Exercise instructions: Reproduce the listing that follows character for character, excluding its pictures.
○ ○ ○
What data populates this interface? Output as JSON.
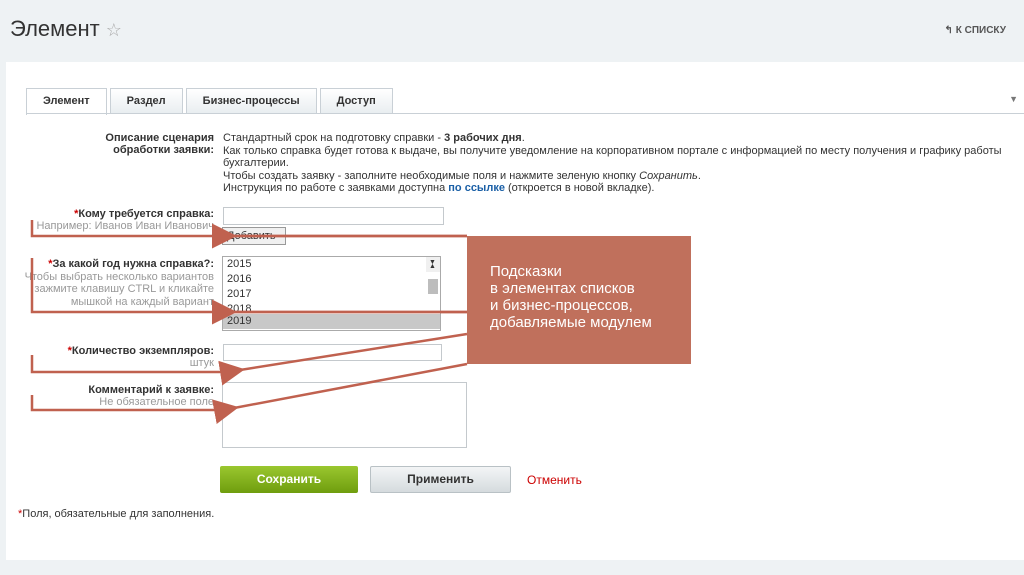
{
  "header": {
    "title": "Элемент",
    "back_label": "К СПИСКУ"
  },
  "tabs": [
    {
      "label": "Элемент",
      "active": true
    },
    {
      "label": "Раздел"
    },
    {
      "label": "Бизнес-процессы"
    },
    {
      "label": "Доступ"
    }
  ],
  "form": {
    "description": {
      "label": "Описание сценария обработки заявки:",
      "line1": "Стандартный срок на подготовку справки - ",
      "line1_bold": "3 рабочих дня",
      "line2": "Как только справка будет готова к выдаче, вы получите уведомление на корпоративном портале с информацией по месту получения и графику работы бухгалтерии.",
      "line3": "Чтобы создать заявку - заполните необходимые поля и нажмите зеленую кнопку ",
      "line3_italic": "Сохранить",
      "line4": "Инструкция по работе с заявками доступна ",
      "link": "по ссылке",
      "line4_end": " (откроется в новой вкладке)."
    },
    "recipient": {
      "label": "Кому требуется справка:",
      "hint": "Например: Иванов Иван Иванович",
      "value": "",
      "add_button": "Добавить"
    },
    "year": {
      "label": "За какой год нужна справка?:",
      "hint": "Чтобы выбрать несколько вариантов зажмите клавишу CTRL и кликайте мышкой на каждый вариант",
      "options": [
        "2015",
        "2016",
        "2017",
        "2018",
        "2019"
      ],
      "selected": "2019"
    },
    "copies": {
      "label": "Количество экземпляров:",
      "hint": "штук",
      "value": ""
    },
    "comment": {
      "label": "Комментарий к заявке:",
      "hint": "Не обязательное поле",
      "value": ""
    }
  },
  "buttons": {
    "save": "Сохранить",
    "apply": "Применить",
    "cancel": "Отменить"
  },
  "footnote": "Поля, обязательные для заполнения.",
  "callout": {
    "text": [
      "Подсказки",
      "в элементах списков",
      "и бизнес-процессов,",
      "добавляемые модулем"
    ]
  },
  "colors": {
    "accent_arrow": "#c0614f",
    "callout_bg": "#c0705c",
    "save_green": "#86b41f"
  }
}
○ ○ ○
Solution to this exercise:
What data populates this interface? Output as JSON.
{
  "header": {
    "title": "Элемент",
    "back_label": "К СПИСКУ"
  },
  "tabs": [
    {
      "label": "Элемент",
      "active": true
    },
    {
      "label": "Раздел"
    },
    {
      "label": "Бизнес-процессы"
    },
    {
      "label": "Доступ"
    }
  ],
  "form": {
    "description": {
      "label": "Описание сценария обработки заявки:",
      "line1": "Стандартный срок на подготовку справки - ",
      "line1_bold": "3 рабочих дня",
      "line2": "Как только справка будет готова к выдаче, вы получите уведомление на корпоративном портале с информацией по месту получения и графику работы бухгалтерии.",
      "line3": "Чтобы создать заявку - заполните необходимые поля и нажмите зеленую кнопку ",
      "line3_italic": "Сохранить",
      "line4": "Инструкция по работе с заявками доступна ",
      "link": "по ссылке",
      "line4_end": " (откроется в новой вкладке)."
    },
    "recipient": {
      "label": "Кому требуется справка:",
      "hint": "Например: Иванов Иван Иванович",
      "value": "",
      "add_button": "Добавить"
    },
    "year": {
      "label": "За какой год нужна справка?:",
      "hint": "Чтобы выбрать несколько вариантов зажмите клавишу CTRL и кликайте мышкой на каждый вариант",
      "options": [
        "2015",
        "2016",
        "2017",
        "2018",
        "2019"
      ],
      "selected": "2019"
    },
    "copies": {
      "label": "Количество экземпляров:",
      "hint": "штук",
      "value": ""
    },
    "comment": {
      "label": "Комментарий к заявке:",
      "hint": "Не обязательное поле",
      "value": ""
    }
  },
  "buttons": {
    "save": "Сохранить",
    "apply": "Применить",
    "cancel": "Отменить"
  },
  "footnote": "Поля, обязательные для заполнения.",
  "callout": {
    "text": [
      "Подсказки",
      "в элементах списков",
      "и бизнес-процессов,",
      "добавляемые модулем"
    ]
  },
  "colors": {
    "accent_arrow": "#c0614f",
    "callout_bg": "#c0705c",
    "save_green": "#86b41f"
  }
}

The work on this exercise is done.